> **WORK REQUEST**
Your reply is to be the lines below, exactly as written, with images omitted.

-- INPUT FOR THIS TASK follows --

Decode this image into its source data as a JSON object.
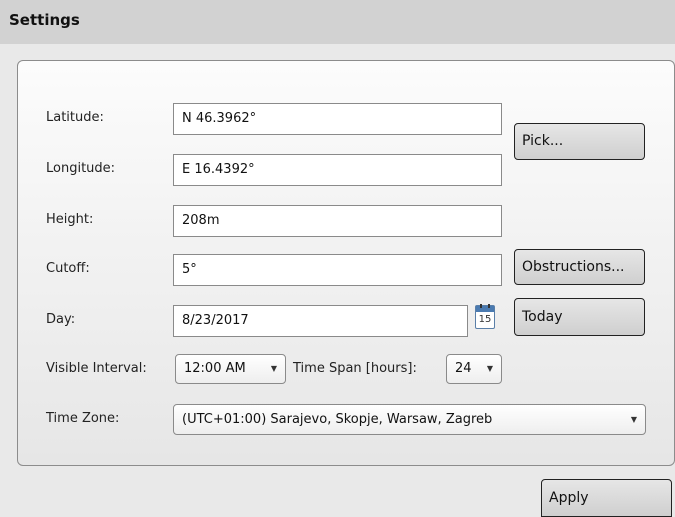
{
  "header": {
    "title": "Settings"
  },
  "form": {
    "latitude": {
      "label": "Latitude:",
      "value": "N 46.3962°"
    },
    "longitude": {
      "label": "Longitude:",
      "value": "E 16.4392°"
    },
    "height": {
      "label": "Height:",
      "value": "208m"
    },
    "cutoff": {
      "label": "Cutoff:",
      "value": "5°"
    },
    "day": {
      "label": "Day:",
      "value": "8/23/2017",
      "calendar_day": "15"
    },
    "visible_interval": {
      "label": "Visible Interval:",
      "value": "12:00 AM"
    },
    "time_span": {
      "label": "Time Span [hours]:",
      "value": "24"
    },
    "time_zone": {
      "label": "Time Zone:",
      "value": "(UTC+01:00) Sarajevo, Skopje, Warsaw, Zagreb"
    }
  },
  "buttons": {
    "pick": "Pick...",
    "obstructions": "Obstructions...",
    "today": "Today",
    "apply": "Apply"
  },
  "icons": {
    "dropdown": "chevron-down-icon",
    "calendar": "calendar-icon"
  }
}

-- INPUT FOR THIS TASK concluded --

> **SOLUTION TO THIS PROBLEM**
Decode this image into its source data as a JSON object.
{
  "header": {
    "title": "Settings"
  },
  "form": {
    "latitude": {
      "label": "Latitude:",
      "value": "N 46.3962°"
    },
    "longitude": {
      "label": "Longitude:",
      "value": "E 16.4392°"
    },
    "height": {
      "label": "Height:",
      "value": "208m"
    },
    "cutoff": {
      "label": "Cutoff:",
      "value": "5°"
    },
    "day": {
      "label": "Day:",
      "value": "8/23/2017",
      "calendar_day": "15"
    },
    "visible_interval": {
      "label": "Visible Interval:",
      "value": "12:00 AM"
    },
    "time_span": {
      "label": "Time Span [hours]:",
      "value": "24"
    },
    "time_zone": {
      "label": "Time Zone:",
      "value": "(UTC+01:00) Sarajevo, Skopje, Warsaw, Zagreb"
    }
  },
  "buttons": {
    "pick": "Pick...",
    "obstructions": "Obstructions...",
    "today": "Today",
    "apply": "Apply"
  },
  "icons": {
    "dropdown": "chevron-down-icon",
    "calendar": "calendar-icon"
  }
}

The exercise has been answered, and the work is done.